SESCA (South East Social Care Alliance) is the South East regional arm of the national Care Association Alliance. Formed as a voluntary regional body over 2 years ago it is formed of the 10 care associations across the South East alongside our regional partners Better Care Fund/NHS, Skills for Care, ADASS, DHSC and LGA/Partners in Care and Health. Our aim was to represent South East care providers as the profile is different to other regions with a majority of SME providers, a high proportion of self-funders and we needed a voice. Like every other part of England we face challenges in recruitment but this is made even more challenging by high accommodation costs (and shortage) rural areas with limited transport links, high wages and low unemployment. So we wanted to see if we could work with our regional partners to raise (and resolve) these wider issues.

So then came the opportunity to support our providers with help with international recruitment. SESCA working wit ADASS successfully bid for our share of the £15m grant from DHSC for the end of 22/23 and through 23/24. Our approach was determined in consultation with our care associations and we decided that we would develop regional resources where that made sense but most of our activity would be at local level. We set up a website giving comprehensive information on what is involved when recruiting overseas, the costs and the challenges.
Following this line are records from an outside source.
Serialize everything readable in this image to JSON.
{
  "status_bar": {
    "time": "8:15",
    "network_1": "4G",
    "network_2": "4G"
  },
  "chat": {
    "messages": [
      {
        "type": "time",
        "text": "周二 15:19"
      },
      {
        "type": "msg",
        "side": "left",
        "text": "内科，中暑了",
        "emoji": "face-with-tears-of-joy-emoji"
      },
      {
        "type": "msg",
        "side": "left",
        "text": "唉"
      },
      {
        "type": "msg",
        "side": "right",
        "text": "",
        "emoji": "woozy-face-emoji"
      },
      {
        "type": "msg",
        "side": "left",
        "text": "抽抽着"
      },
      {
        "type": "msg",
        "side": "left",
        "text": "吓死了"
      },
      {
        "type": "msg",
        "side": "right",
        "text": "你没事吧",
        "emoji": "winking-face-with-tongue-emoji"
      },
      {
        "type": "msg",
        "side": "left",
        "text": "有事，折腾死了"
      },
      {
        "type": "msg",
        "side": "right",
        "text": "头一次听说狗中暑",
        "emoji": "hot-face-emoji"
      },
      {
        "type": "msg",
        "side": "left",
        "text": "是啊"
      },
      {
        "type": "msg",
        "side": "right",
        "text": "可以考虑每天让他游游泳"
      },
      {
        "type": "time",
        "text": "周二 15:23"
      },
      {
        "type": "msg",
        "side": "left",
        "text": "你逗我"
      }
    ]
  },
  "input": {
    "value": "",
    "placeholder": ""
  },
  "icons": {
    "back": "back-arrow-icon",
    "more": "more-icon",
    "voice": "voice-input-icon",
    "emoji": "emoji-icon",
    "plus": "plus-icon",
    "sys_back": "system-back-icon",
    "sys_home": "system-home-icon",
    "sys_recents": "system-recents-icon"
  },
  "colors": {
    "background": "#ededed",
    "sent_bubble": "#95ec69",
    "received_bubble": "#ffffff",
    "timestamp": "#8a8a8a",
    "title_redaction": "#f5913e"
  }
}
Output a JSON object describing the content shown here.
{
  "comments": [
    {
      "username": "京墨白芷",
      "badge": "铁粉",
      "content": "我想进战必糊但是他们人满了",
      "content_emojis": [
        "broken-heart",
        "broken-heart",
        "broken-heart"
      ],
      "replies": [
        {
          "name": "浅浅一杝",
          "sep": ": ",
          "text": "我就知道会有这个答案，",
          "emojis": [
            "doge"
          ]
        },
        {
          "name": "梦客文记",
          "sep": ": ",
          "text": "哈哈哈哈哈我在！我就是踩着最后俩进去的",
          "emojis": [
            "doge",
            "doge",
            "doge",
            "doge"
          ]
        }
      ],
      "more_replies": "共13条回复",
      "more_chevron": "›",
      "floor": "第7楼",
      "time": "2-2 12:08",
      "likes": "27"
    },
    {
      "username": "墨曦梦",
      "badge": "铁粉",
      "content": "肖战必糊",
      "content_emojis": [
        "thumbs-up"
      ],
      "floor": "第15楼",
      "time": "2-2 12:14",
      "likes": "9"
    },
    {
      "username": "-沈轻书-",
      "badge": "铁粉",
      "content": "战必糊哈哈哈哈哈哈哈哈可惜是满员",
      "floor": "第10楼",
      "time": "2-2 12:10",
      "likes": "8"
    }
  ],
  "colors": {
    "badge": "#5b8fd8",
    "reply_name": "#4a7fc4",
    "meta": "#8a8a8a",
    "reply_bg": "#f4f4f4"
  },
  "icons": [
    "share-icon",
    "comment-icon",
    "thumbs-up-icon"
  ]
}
The funding has supported research at local level across the region to identify sources of support e.g. English lessons, pastoral support, driving instruction, identifying local groups, and accommodation options. Care Association websites have been enhanced to include this local information and linked to the regional website. Each care association has been responsible for ensuring communication on the grant opportunities have reached all CQC registered social care providers.

We offered a series of in person workshops on introduction to international recruitment followed by a series of webinars on compliance, ethical recruitment and a special webinar for home care providers. These have proved very popular. We intend to offer more covering modern slavery. Interestingly the workshop evaluation posed the question – does this mean you will recruit internationally and some 20% said no – now there was better understanding of the process, the costs and the wider responsibilities it was not a viable option for some. Questions remain so we have launched a pilot legal helpline to follow up the workshops and webinars.

Finally we have set up regional hubs to accept applications for grant funding - £1500 per provider as a contribution towards the costs. To date over 500 providers have applied and recruited from overseas. The project runs through to end of March and we are focussing on areas with less take up of the grants, of targeting students finishing their studies who would be eligible for a skilled care worker visa and continuing to build our links with local communities and NHS.

We have commissioned an evaluation not just on the impact of the grant funding for South East, reflecting on provider and recruit experience but as we know that our partnership through SESCA made this regional project possible we are evaluating the impact of our partnership approach. We believe that our successful implementation leads the way for further funding to be managed by Care Association partnerships who can reach local provider communities and design projects that meet the needs of providers. We believe this work will be an example of good practice to share and hope that SESCA will be able to take forward other initiatives that support our provider communities.

For more information contact Erica Lockhart Chair of SESCA

Share Share Share